A Call to Action (Figures): Points of Articulation
When I got hired at Action Figure Fury, I made a list of fifty possible names for my column. “A Call to Action (Figures)” was one, but not my first pick. I still think “Points of Articulation” is a better name, but when I googled it, I found that a toy podcast had already claimed the name. You can check them out here.
What makes “Points of Articulation” such a great name is that outside of action figures it means something to talk about, and it also refers to any part of an action figure that’s meant to move, joints. They allow for action figures to be posed, separating them from statues, models, and sculptures. They’re one of the five parts of an action figure we judge in our reviews.
While packaging, accessories, and paint are all individual categories, points of articulation and sculpt often compete with each other. Every point of articulation takes away from the amount of detail that can go into the sculpt in that spot, and sculpts can block a point of articulation from being functional.
The question is, then, how does a figure strike a balance between having enough points of articulation to be fun to play with/poseable while still looking good?
The fewest points of articulation I have on any of my figures are on my Diamond Select Dracula and my McFarlane Pinheads. They have great sculpts, but respectively two and four points of articulation, oddly with everyone being in the figure’s arms.
What gets me to cut them a little slack is being mostly still works for those characters. Dracula as played by Christopher Lee and Pinhead as played by Doug Bradley (no relation, but I wish) both rarely move. They loom over scenes, letting others react to them. Fewer than five points of articulation isn’t great, but is still more than statues have. (Nothing against statues, which are awesome but aren’t action figures.)
There are also figures that only could have two or three points of articulation. Outside of R2-D2’s legs and maybe his head, what would you add?
Five is the classic, carried over from the classic Kenner Star Wars figures. They established the action figure world we’re living in today. The five points of articulation isn’t ideal for posing figures, because typically elbows and knees are required for action shots.
That being sad, these figures are still a classic, and can be a lot of fun, especially when they’re styilized. Look at Funko’s Reaction Figures, and so many classic 90s figures.
They work, not because they’re the most flexible figures, but because they execute well and are made in such a way that it doesn’t matter how they’re posed. They’re sexy and they know it.
Then we get to the super articulated figures (eight points of articulation and higher). These are unquestionably the most poseable action figures, but the low-end ones run into two serious problems. The first is the chest joints. They’re necessary to be able to shift a figure’s weight so they can stand straight, but they’re an eyesore.

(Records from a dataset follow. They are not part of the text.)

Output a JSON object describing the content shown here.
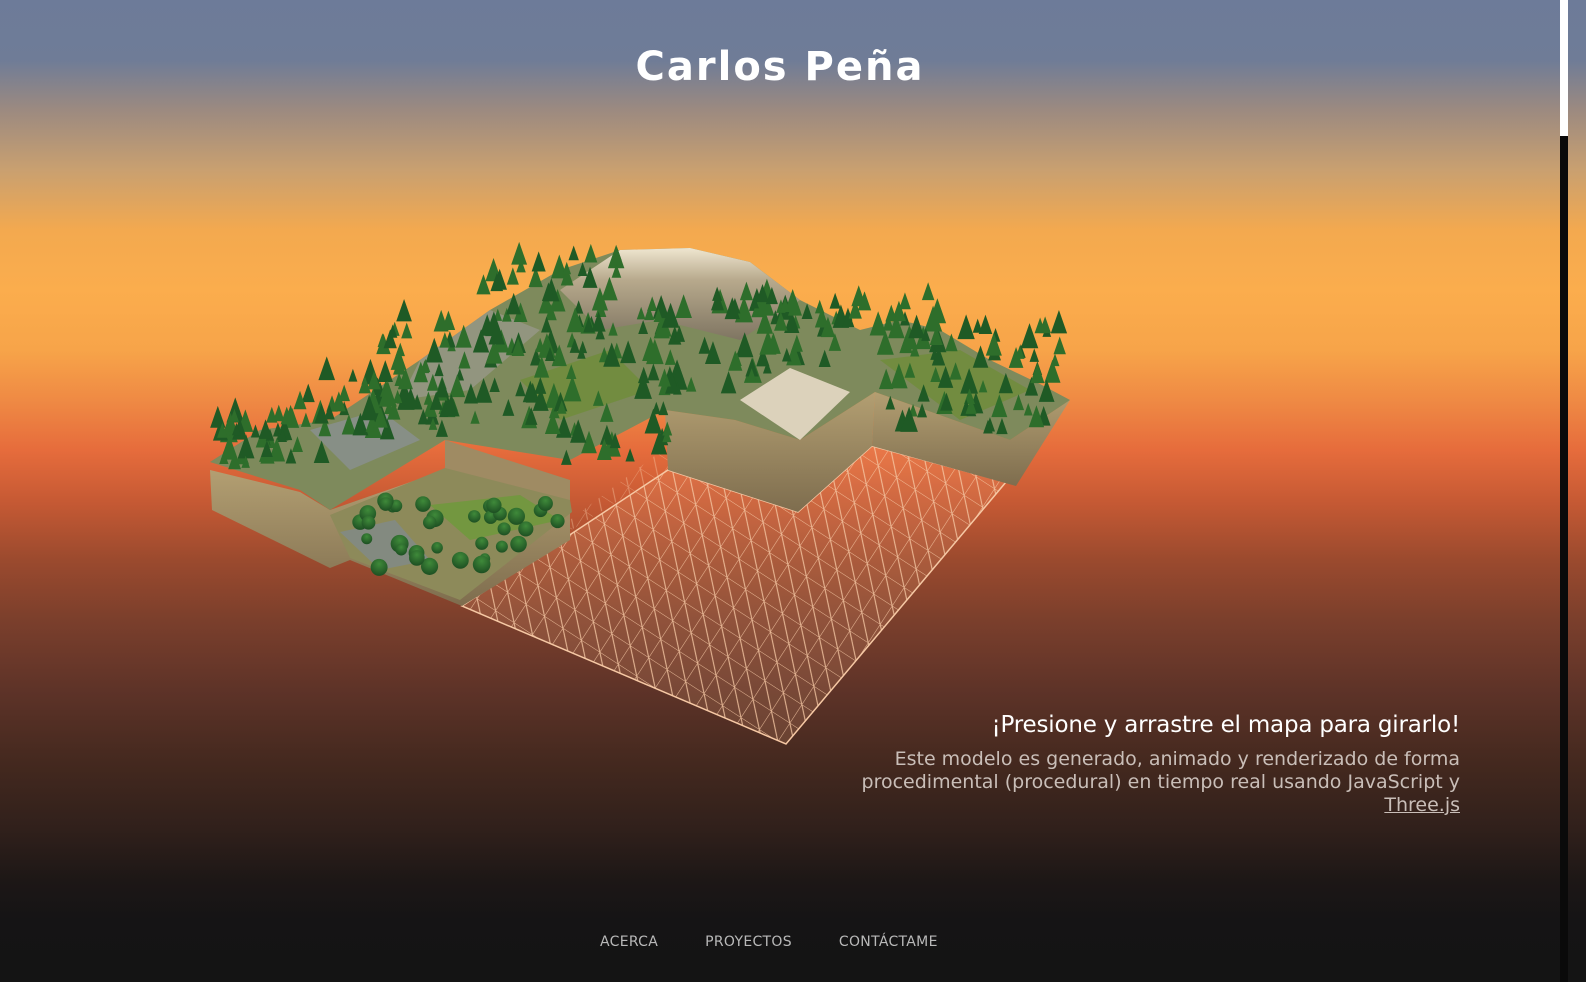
{
  "header": {
    "title": "Carlos Peña"
  },
  "map": {
    "name": "3d-terrain-map"
  },
  "info": {
    "heading": "¡Presione y arrastre el mapa para girarlo!",
    "description": "Este modelo es generado, animado y renderizado de forma procedimental (procedural) en tiempo real usando JavaScript y",
    "link_text": "Three.js"
  },
  "nav": {
    "items": [
      {
        "label": "ACERCA"
      },
      {
        "label": "PROYECTOS"
      },
      {
        "label": "CONTÁCTAME"
      }
    ]
  },
  "colors": {
    "sky_top": "#6d7b99",
    "sky_mid": "#fbad4d",
    "horizon": "#e66c3c",
    "ground": "#141414",
    "grid_line": "#f7c7a0",
    "terrain_side": "#a8956c"
  }
}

The other is that each point of articulation that gets added, the more fragile the figure becomes. It’s true for figures of all sizes (have you ever broken a figure anywhere other than at the joint?), but the smaller the figure the more extreme it becomes.
Higher-end figures avoid these problems by using sturdier materials and spending more time and money on design and production. Sometimes you get what you pay for.

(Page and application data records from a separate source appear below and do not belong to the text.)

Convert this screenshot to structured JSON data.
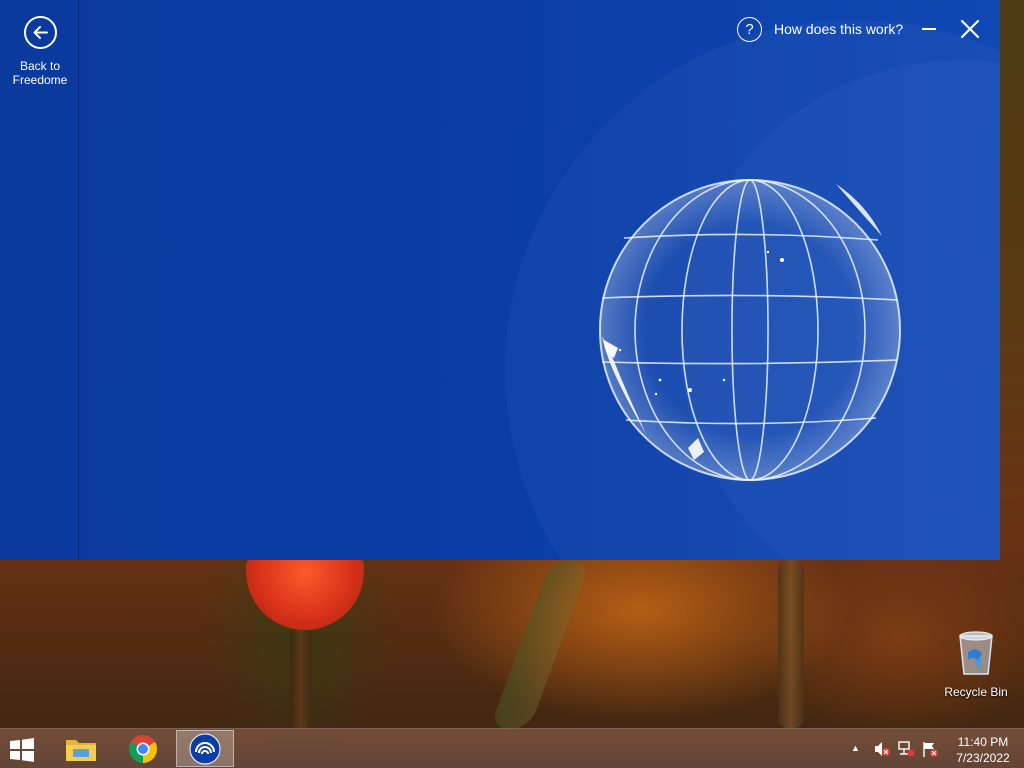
{
  "app": {
    "back_label_line1": "Back to",
    "back_label_line2": "Freedome",
    "help_label": "How does this work?",
    "icons": [
      "back-arrow-icon",
      "help-icon",
      "minimize-icon",
      "close-icon",
      "globe-illustration"
    ]
  },
  "desktop": {
    "recycle_bin_label": "Recycle Bin"
  },
  "taskbar": {
    "apps": [
      "start",
      "file-explorer",
      "chrome",
      "freedome"
    ],
    "clock_time": "11:40 PM",
    "clock_date": "7/23/2022"
  },
  "colors": {
    "app_background": "#0a3da6",
    "accent_white": "#ffffff"
  }
}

The important thing in all action figure manufacturing is finding the points of articulation to sculpt balance that works for the figure you’re making. There’s no magic number that’s better. Points of articulation are massively important, but no facet of any action figure can outweight all of the others.
How many points of articulation do you think a figure should have? Did I get it right with my non-stance? Let me know in the comments!
A Call to Action (Figures) is a monthly column published in the middle of the month, chronicling my rants and raves about all things action figure. In two weeks I’ll be back with a spooky Halloween special!